=== Begin Enclosure ===

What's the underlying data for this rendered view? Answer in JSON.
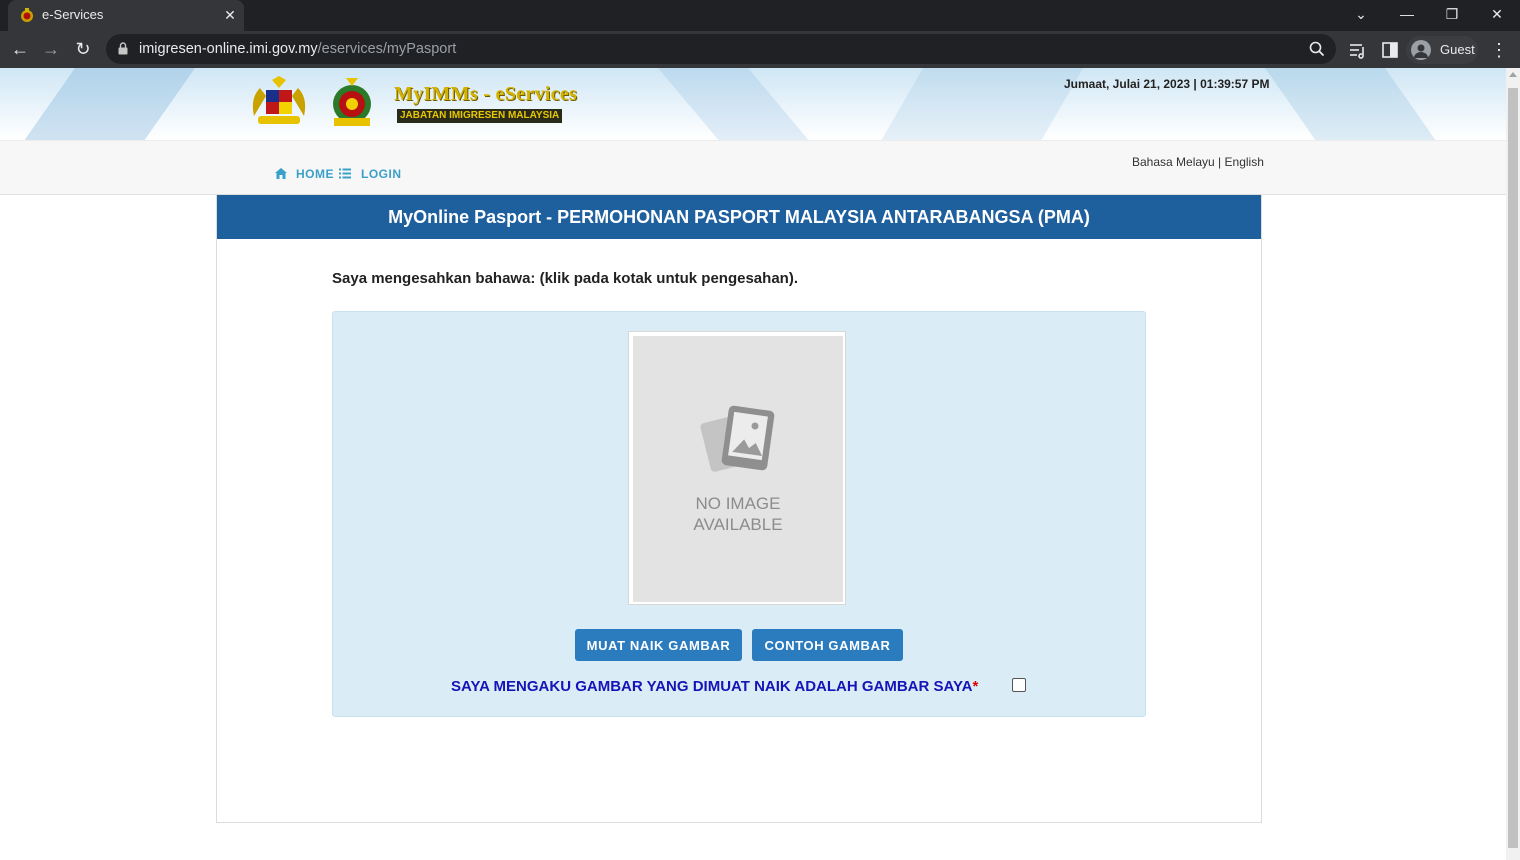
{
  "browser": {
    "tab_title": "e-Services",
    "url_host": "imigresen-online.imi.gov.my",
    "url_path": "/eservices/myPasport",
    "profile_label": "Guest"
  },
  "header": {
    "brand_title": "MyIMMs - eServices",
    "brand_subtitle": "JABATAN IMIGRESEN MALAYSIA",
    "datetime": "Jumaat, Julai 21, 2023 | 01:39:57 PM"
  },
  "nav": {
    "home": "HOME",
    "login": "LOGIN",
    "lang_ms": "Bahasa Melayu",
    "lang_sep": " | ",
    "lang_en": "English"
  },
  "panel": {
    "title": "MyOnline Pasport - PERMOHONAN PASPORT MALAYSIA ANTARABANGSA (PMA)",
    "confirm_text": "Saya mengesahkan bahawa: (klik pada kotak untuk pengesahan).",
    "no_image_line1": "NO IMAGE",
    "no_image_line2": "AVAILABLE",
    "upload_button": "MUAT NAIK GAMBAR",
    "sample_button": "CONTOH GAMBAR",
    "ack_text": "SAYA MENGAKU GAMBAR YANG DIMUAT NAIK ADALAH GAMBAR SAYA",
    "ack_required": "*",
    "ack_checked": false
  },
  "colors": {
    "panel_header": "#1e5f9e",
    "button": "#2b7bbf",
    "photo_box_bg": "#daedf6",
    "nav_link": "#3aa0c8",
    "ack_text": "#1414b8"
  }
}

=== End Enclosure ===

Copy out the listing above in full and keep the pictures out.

What's the underlying data for this rendered view? Answer in JSON.
{
  "browser": {
    "tab_title": "e-Services",
    "url_host": "imigresen-online.imi.gov.my",
    "url_path": "/eservices/myPasport",
    "profile_label": "Guest"
  },
  "header": {
    "brand_title": "MyIMMs - eServices",
    "brand_subtitle": "JABATAN IMIGRESEN MALAYSIA",
    "datetime": "Jumaat, Julai 21, 2023 | 01:39:57 PM"
  },
  "nav": {
    "home": "HOME",
    "login": "LOGIN",
    "lang_ms": "Bahasa Melayu",
    "lang_sep": " | ",
    "lang_en": "English"
  },
  "panel": {
    "title": "MyOnline Pasport - PERMOHONAN PASPORT MALAYSIA ANTARABANGSA (PMA)",
    "confirm_text": "Saya mengesahkan bahawa: (klik pada kotak untuk pengesahan).",
    "no_image_line1": "NO IMAGE",
    "no_image_line2": "AVAILABLE",
    "upload_button": "MUAT NAIK GAMBAR",
    "sample_button": "CONTOH GAMBAR",
    "ack_text": "SAYA MENGAKU GAMBAR YANG DIMUAT NAIK ADALAH GAMBAR SAYA",
    "ack_required": "*",
    "ack_checked": false
  },
  "colors": {
    "panel_header": "#1e5f9e",
    "button": "#2b7bbf",
    "photo_box_bg": "#daedf6",
    "nav_link": "#3aa0c8",
    "ack_text": "#1414b8"
  }
}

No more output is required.